Generex Biotechnology Receives Australian Patent for Buccal Delivery System for Insulin

November 29, 2006
Laura Bush

Laura Bush was editor in chief of BioPharm International.

Generex Biotechnology Corporation (Toronto, Canada, www.generex.com) has received an Australian patent for its micellar system for delivering macromolecules through the buccal lining.

Generex Biotechnology Corporation (Toronto, Canada, www.generex.com) has received an Australian patent for its micellar system for delivering macromolecules through the buccal lining. The company believes this system can improve patient compliance, particularly for insulin.

The key to the patented delivery system is the protection provided by the excipients, which form a spherical micelle of surfactant molecules in which the hydrophilic “heads” remain in contact with the solution while the hydrophobic “tails” remain in the center, surrounding the protein and shielding it from digestion by buccal enzymes. The micelles are formed by proteinic pharmaceutical agents, all “generally recognized as safe” (GRAS). Examples include an alkali metal C8 to C22, alkyl suflate, or alkali metal salicylate. The formulation also includes at least one absorption-enhancing compound, such as lecithin.

The total size of the micelle particles ranges from 1 to 10 nm, a size that ensures penetration through the buccal membranes. The insulin is administered using a metered-dose inhaler, and about 10–12% of the drug is absorbed.

The primary motivation for developing this formulation was to improve patient compliance, says Anna Gluskin, president and CEO of Generex. “About 12–17% of diabetic patients must take insulin to survive,” she explains. “The other 83% are saying, ‘I’m okay. I’m not really sick.’” With a formulation that does not require injections, she believes, more of those patients will be willing to take insulin.

The buccal administration also can help patients maintain more even insulin levels, because it is easy for patients to titrate their doses according to what they eat, and to space out administration before and after a meal. Each puff of the inhaler administers 10 insulin units, one of which will be absorbed. So if a patient needs 10 units, Generex advises splitting the dose, to five puffs before the meal and five after.

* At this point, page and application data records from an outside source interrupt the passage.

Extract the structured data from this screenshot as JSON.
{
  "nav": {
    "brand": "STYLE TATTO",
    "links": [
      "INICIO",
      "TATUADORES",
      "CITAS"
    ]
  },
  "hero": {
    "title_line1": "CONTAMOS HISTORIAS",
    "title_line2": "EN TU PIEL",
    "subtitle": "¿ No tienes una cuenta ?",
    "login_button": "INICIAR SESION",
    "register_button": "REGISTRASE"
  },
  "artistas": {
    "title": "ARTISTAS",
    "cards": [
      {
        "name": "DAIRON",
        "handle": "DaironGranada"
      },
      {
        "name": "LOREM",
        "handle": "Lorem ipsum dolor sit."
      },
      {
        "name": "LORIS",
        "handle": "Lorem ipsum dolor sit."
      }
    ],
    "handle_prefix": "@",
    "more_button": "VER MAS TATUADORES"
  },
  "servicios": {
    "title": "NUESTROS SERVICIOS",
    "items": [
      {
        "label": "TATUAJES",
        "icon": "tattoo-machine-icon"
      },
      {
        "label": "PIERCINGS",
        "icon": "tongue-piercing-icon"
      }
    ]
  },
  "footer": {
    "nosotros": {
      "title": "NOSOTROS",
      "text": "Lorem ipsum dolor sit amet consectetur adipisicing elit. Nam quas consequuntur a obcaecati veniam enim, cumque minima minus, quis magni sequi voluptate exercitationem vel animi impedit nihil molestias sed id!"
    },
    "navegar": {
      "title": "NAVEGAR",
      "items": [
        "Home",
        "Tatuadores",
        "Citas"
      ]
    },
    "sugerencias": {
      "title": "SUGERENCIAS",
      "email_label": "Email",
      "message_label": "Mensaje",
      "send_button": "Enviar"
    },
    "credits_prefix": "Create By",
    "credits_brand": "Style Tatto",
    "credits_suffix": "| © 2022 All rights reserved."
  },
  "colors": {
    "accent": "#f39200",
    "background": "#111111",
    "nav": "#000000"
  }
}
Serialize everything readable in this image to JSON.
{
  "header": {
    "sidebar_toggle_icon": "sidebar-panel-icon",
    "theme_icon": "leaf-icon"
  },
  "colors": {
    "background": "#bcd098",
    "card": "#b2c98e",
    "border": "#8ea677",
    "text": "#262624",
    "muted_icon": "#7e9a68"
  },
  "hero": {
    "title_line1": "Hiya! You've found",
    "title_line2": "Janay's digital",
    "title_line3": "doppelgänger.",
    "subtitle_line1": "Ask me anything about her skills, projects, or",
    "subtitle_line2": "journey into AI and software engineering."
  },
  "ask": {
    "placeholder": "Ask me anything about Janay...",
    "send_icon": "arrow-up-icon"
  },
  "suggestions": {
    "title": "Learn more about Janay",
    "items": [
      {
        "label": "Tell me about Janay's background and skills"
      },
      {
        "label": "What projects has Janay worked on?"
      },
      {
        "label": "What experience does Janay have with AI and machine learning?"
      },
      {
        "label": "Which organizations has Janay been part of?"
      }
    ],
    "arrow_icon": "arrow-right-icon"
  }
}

“It is much better to surround the meal with insulin,” says Gluskin. “That’s what happens in a healthy individual.” Patients using injectables are unlikely to do this, she adds, thus risking postprandial hyperglycemia, which can damage heart muscle. Also, in Generex’s formulation, the insulin is absorbed quickly, reaching Tmax in 30 minutes, and eliminated in about 1.5–2 hours. “There is no danger of hypoglycemia, because we don’t dose again until all the insulin is gone,” says Gluskin.

The company already has a buccally delivered insulin product, “Oral-lyn,” on the market in Ecuador, and undergoing trails in other countries. Generex expects to gain market approval in Mexico in less than eight months, in Europe and Canada in 12–18 months, and in the US in two to three years. The delivery system received US patent approval in July of this year.

The delivery system can be used for larger molecules as well. “We have shown successful absorption for molecules from 36,000 daltons, which is the size of insulin, to 180,000 daltons, in monoclonal antibodies,” Gluskin says.

Earlier this year, Pfizer launched the first non-injectable insulin, “Exubera,” in a form inhaled to the lungs.